My friend @robvanvuuren‘s new play, The Three Little Pigs is on for a final week at the Baxter, ending 9th Feb.
It’s brilliant: bust-a-gut funny, open-a-vein dark political satire with shades of Lolly Jackson and Brett Kebble, the arms deal, corrupt cops, barnyard bureaucracy, strippers and submarine tenders.
I got to chat to 25 year old director Tara Notcutt after the premiere and she told me a little about how they collaborated on the writing of the play. It was a neat story, so I asked her to do a guest blog on it.
Her post is below. And if you haven’t got tickets yet, go book now.
It’s must-see theatre.
DIRECTOR TARA NOTCUTT:
Like their houses were made of different materials, The Three Little Pigs is made of three things: Coffee. Twitter. Burger Time.
The number one question is: “how did you write it?” The answer: “we didn’t write it so much as read newspapers”. This might sound like a joke, but it’s quite serious. The process went something like this:
A Typical Rehearsal Day
10h00 – start rehearsal.
10h47 – actually start rehearsal.
11h05 – make coffee and eat rusks.

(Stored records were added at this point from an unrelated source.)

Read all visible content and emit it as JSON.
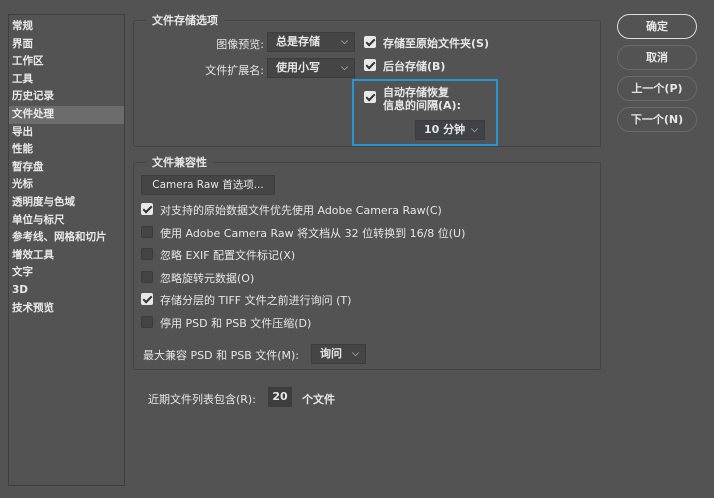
{
  "sidebar": {
    "items": [
      "常规",
      "界面",
      "工作区",
      "工具",
      "历史记录",
      "文件处理",
      "导出",
      "性能",
      "暂存盘",
      "光标",
      "透明度与色域",
      "单位与标尺",
      "参考线、网格和切片",
      "增效工具",
      "文字",
      "3D",
      "技术预览"
    ],
    "selected": "文件处理"
  },
  "save_options": {
    "title": "文件存储选项",
    "image_preview_label": "图像预览:",
    "image_preview_value": "总是存储",
    "extension_label": "文件扩展名:",
    "extension_value": "使用小写",
    "save_to_original": "存储至原始文件夹(S)",
    "background_save": "后台存储(B)",
    "autosave_line1": "自动存储恢复",
    "autosave_line2": "信息的间隔(A):",
    "autosave_value": "10 分钟"
  },
  "compat": {
    "title": "文件兼容性",
    "camera_raw_button": "Camera Raw 首选项...",
    "options": [
      {
        "label": "对支持的原始数据文件优先使用 Adobe Camera Raw(C)",
        "checked": true
      },
      {
        "label": "使用 Adobe Camera Raw 将文档从 32 位转换到 16/8 位(U)",
        "checked": false
      },
      {
        "label": "忽略 EXIF 配置文件标记(X)",
        "checked": false
      },
      {
        "label": "忽略旋转元数据(O)",
        "checked": false
      },
      {
        "label": "存储分层的 TIFF 文件之前进行询问 (T)",
        "checked": true
      },
      {
        "label": "停用 PSD 和 PSB 文件压缩(D)",
        "checked": false
      }
    ],
    "max_compat_label": "最大兼容 PSD 和 PSB 文件(M):",
    "max_compat_value": "询问"
  },
  "recent": {
    "label": "近期文件列表包含(R):",
    "value": "20",
    "suffix": "个文件"
  },
  "buttons": {
    "ok": "确定",
    "cancel": "取消",
    "prev": "上一个(P)",
    "next": "下一个(N)"
  },
  "colors": {
    "background": "#535353",
    "highlight": "#2a95d2"
  }
}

Check Twitter. Read newspapers.
11h38 – talk about cases happening at the time (for example, the Genl. Richard Mdluli trial).
11h45 – Discuss plot. Rob, James and Albert suggest scenes; Tara creates a storyboard using post-its.
12h20 – get hungry. Break for lunch, AKA Burger Time.
13h45 – resume work.
13h48 – need more coffee. Make more coffee. Eat more rusks.
13h57 – decide we need to work. Rob, James and Albert bounce ideas around; Tara types furiously.
15h05 – exhausted by a day of hard work, retire.
We definitely improved on this pattern when we realised that the 15 days we had to write it were fast coming to an end. The room was a wasteland of post its and various drafts of the script, and out of this mess came 40-something pages of dark, funny, serious text.
And today, almost a year later, we have refined, edited and worked this text. However, there is definitely some ad-libbing involved; I mean, it’s not possible to have Rob, James and Albert in the same room and not have some. They are very smart actors who know how to work a crowd, and they do it with ease and grace… or do they? Ladies and gentlemen, to prove this point, we present the 2 kinds of ad-libbing in The Three Little Pigs:
1. The ooh-this-would-be-a-great-line-here-BANG kind (i.e. the good kind)
2. The Wilderness* (i.e. very, very bad)
Option 1? Amazing. Happens on the best nights, when adrenaline is pumping and they give the audience a little summin’ summin’ extra.
Option 2? Horrible. Happens on the best nights, when adrenaline is pumping and everything goes blank.
* The Wilderness is a phrase coined by James one rehearsal when he blanked in the middle of a scene, stared blankly, and only said “Wilderness. Nothing”
Since its premiere at the National Arts Festival, Grahamstown in 2012 the play has kept growing. People often ask if the content has changed since we first wrote it, and other than the odd Wilderness here and there, the answer is: “not really”.
The country has changed, there are more corrupt things happening politically and within the police, but it’s very satisfying to see that the play we made a year ago can still resonate now. And the fact that it has been invited Perth, New York and Amsterdam really proves that it hits a nerve that is larger than just South Africa.
And that is pretty darn cool.
– The Pigs